Here are the best of Hawthorne's short stories. There are twenty-four of them -- not only the most familiar, but also many that are virtually unknown to the average reader. The selection was made by Professor Newton Arvin of Smith College, a recognized authority on Hawthorne and a distinguished literary critic as well. His fine introduction admirably interprets Hawthorne's mind and art. From the Trade Paperback edition.
Nathaniel Hawthorne (1804 - 1864) An American novelist, Dark Romantic, and short story writer. Contents of the book - 50 short stories: Mosses from an Old Manse and Other Stories: The Birthmark Young Goodman Brown Rappaccini's Daughter Mrs. Bullfrog The Celestial Railroad The Procession of Life Feathertop: A Moralized Legend Egotism; or, The Bosom Serpent Drowne's Wooden Image Roger Malvin's Burial The Artist of the Beautiful Twice Told Tales: The Gray Champion Sunday At Home The Wedding-Knell The Minister's Black Veil The Maypole Of Merry Mount The Gentle Boy Mr. Higginbotham's Catastrophe Little Annie's Ramble Wakefield A Rill From The Town Pump The Great Carbuncle The Prophetic Pictures David Swan Sights From A Steeple The Hollow Of The Three Hills The Toll-Gatherer's Day The Vision Of The Fountain Fancy's Show-Box Dr. Heidegger's Experiment Legends Of The Province House The Haunted Mind The Village Uncle The Ambitious Guest The Sister-Years Snowflakes The Seven Vagabonds The White Old Maid Peter Goldthwaite's Treasure Chippings With A Chisel The Shaker Bridal Night-Sketches Endicott And The Red Cross The Lily's Quest Footprints On The Seashore Edward Fane's Rosebud The Threefold Destiny Other Tales and Sketches: My Visit To Niagara The Antique Ring Graves And Goblins
Presents a selection of twenty four of the author's most notable short stories, including "Young Goodman Brown," "Rappacini's daughter," and "The birthmark."

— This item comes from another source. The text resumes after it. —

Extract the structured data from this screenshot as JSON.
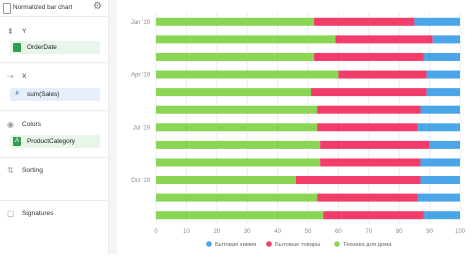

Seminar paper from the year 2006 in the subject American Studies - Literature, grade: 2,0, Ruhr-University of Bochum, course: Hubris, 8 entries in the bibliography, language: English, abstract: The following paper will analyze Hawthorne’s short stories “Rappaccini’s Daughter” and “The Birthmark” on the aspect of hubris. Both stories are concerned about science and depict the deaths of both two beautiful women who sacrifice their lives in the end. The term ‘hubris’ derives from Greek and it stands for presumption and connotes a behavior that is too confident, shows a disproportionate pride and extreme self-confidence as well as a lack of respect for other people, originally towards the gods (The Compact Oxford English Dictionary). According to Aristotle in his Poetics, it means that the protagonist is led into a fatal event that causes great harm or damage. This is caused by a hamartia or an error which leads to divine retribution, a severe punishment, either causing disaster or failure or ending in death. The catalysts often are misjudgment or ignorance (Oxford Concise Dictionary). The paper is structured as follows: First of all a brief summary of “Rappaccini’s Daughter” is given, followed by an analysis of the story. Then an interpretation of hubris in the short story will be drawn. The same structure applies also for the short story “The Birthmark”. In the end a conclusion is drawn that summarizes the most important details about hubris.